#### Brief:
Below is the data. Give it again, complete and exact.

Page and application data records:
-- Opening Marker --
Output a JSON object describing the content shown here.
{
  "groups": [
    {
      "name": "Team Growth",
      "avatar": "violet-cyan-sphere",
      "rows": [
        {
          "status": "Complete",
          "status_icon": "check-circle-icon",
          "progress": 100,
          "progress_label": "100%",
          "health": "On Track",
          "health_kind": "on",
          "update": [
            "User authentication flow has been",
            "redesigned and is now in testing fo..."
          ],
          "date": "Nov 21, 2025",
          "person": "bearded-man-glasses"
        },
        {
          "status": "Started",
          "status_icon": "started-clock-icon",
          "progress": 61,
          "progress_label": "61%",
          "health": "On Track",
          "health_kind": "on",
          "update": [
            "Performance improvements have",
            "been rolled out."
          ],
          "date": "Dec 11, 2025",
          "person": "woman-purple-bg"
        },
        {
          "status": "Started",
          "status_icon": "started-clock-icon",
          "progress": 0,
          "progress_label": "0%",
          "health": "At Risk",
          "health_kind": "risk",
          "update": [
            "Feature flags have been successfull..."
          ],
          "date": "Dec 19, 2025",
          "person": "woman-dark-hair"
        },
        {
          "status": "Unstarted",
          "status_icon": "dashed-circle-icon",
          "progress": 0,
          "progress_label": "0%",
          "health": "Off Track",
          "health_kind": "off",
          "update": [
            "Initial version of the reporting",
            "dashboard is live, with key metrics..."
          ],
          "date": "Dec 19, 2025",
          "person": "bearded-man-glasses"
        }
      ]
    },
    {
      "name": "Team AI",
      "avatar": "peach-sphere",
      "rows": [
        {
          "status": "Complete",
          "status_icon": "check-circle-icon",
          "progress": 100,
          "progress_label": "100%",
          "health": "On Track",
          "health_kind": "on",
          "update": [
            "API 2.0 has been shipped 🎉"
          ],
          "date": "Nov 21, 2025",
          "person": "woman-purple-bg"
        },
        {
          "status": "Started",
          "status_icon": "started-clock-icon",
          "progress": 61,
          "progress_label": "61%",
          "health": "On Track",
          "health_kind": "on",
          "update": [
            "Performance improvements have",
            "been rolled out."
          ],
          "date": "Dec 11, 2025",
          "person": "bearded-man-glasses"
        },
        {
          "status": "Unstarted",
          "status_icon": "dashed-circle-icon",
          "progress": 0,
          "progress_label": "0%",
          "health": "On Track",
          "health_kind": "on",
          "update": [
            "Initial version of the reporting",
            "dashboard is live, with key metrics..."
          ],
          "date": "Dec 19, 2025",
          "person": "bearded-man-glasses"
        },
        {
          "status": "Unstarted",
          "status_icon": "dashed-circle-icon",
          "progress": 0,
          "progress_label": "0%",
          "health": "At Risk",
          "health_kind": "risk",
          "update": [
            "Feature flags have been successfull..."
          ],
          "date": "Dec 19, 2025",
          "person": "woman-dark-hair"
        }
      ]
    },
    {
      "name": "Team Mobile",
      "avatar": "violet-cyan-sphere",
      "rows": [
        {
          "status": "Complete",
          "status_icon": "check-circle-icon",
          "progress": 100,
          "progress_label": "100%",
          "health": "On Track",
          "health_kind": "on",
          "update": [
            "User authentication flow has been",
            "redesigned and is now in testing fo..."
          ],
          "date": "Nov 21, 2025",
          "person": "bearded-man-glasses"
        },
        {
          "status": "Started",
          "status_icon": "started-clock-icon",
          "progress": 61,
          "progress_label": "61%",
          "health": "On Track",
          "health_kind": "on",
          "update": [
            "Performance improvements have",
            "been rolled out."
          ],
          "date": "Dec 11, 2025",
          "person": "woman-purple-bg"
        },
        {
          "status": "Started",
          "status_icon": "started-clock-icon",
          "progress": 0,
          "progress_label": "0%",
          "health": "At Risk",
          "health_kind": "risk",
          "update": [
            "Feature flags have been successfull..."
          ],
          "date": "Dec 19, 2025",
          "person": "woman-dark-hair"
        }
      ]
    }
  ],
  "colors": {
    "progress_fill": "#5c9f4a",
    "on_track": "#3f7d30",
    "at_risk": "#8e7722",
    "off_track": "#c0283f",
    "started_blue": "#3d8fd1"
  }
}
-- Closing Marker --
#### Task answer:
Output a JSON object describing the content shown here.
{
  "groups": [
    {
      "name": "Team Growth",
      "avatar": "violet-cyan-sphere",
      "rows": [
        {
          "status": "Complete",
          "status_icon": "check-circle-icon",
          "progress": 100,
          "progress_label": "100%",
          "health": "On Track",
          "health_kind": "on",
          "update": [
            "User authentication flow has been",
            "redesigned and is now in testing fo..."
          ],
          "date": "Nov 21, 2025",
          "person": "bearded-man-glasses"
        },
        {
          "status": "Started",
          "status_icon": "started-clock-icon",
          "progress": 61,
          "progress_label": "61%",
          "health": "On Track",
          "health_kind": "on",
          "update": [
            "Performance improvements have",
            "been rolled out."
          ],
          "date": "Dec 11, 2025",
          "person": "woman-purple-bg"
        },
        {
          "status": "Started",
          "status_icon": "started-clock-icon",
          "progress": 0,
          "progress_label": "0%",
          "health": "At Risk",
          "health_kind": "risk",
          "update": [
            "Feature flags have been successfull..."
          ],
          "date": "Dec 19, 2025",
          "person": "woman-dark-hair"
        },
        {
          "status": "Unstarted",
          "status_icon": "dashed-circle-icon",
          "progress": 0,
          "progress_label": "0%",
          "health": "Off Track",
          "health_kind": "off",
          "update": [
            "Initial version of the reporting",
            "dashboard is live, with key metrics..."
          ],
          "date": "Dec 19, 2025",
          "person": "bearded-man-glasses"
        }
      ]
    },
    {
      "name": "Team AI",
      "avatar": "peach-sphere",
      "rows": [
        {
          "status": "Complete",
          "status_icon": "check-circle-icon",
          "progress": 100,
          "progress_label": "100%",
          "health": "On Track",
          "health_kind": "on",
          "update": [
            "API 2.0 has been shipped 🎉"
          ],
          "date": "Nov 21, 2025",
          "person": "woman-purple-bg"
        },
        {
          "status": "Started",
          "status_icon": "started-clock-icon",
          "progress": 61,
          "progress_label": "61%",
          "health": "On Track",
          "health_kind": "on",
          "update": [
            "Performance improvements have",
            "been rolled out."
          ],
          "date": "Dec 11, 2025",
          "person": "bearded-man-glasses"
        },
        {
          "status": "Unstarted",
          "status_icon": "dashed-circle-icon",
          "progress": 0,
          "progress_label": "0%",
          "health": "On Track",
          "health_kind": "on",
          "update": [
            "Initial version of the reporting",
            "dashboard is live, with key metrics..."
          ],
          "date": "Dec 19, 2025",
          "person": "bearded-man-glasses"
        },
        {
          "status": "Unstarted",
          "status_icon": "dashed-circle-icon",
          "progress": 0,
          "progress_label": "0%",
          "health": "At Risk",
          "health_kind": "risk",
          "update": [
            "Feature flags have been successfull..."
          ],
          "date": "Dec 19, 2025",
          "person": "woman-dark-hair"
        }
      ]
    },
    {
      "name": "Team Mobile",
      "avatar": "violet-cyan-sphere",
      "rows": [
        {
          "status": "Complete",
          "status_icon": "check-circle-icon",
          "progress": 100,
          "progress_label": "100%",
          "health": "On Track",
          "health_kind": "on",
          "update": [
            "User authentication flow has been",
            "redesigned and is now in testing fo..."
          ],
          "date": "Nov 21, 2025",
          "person": "bearded-man-glasses"
        },
        {
          "status": "Started",
          "status_icon": "started-clock-icon",
          "progress": 61,
          "progress_label": "61%",
          "health": "On Track",
          "health_kind": "on",
          "update": [
            "Performance improvements have",
            "been rolled out."
          ],
          "date": "Dec 11, 2025",
          "person": "woman-purple-bg"
        },
        {
          "status": "Started",
          "status_icon": "started-clock-icon",
          "progress": 0,
          "progress_label": "0%",
          "health": "At Risk",
          "health_kind": "risk",
          "update": [
            "Feature flags have been successfull..."
          ],
          "date": "Dec 19, 2025",
          "person": "woman-dark-hair"
        }
      ]
    }
  ],
  "colors": {
    "progress_fill": "#5c9f4a",
    "on_track": "#3f7d30",
    "at_risk": "#8e7722",
    "off_track": "#c0283f",
    "started_blue": "#3d8fd1"
  }
}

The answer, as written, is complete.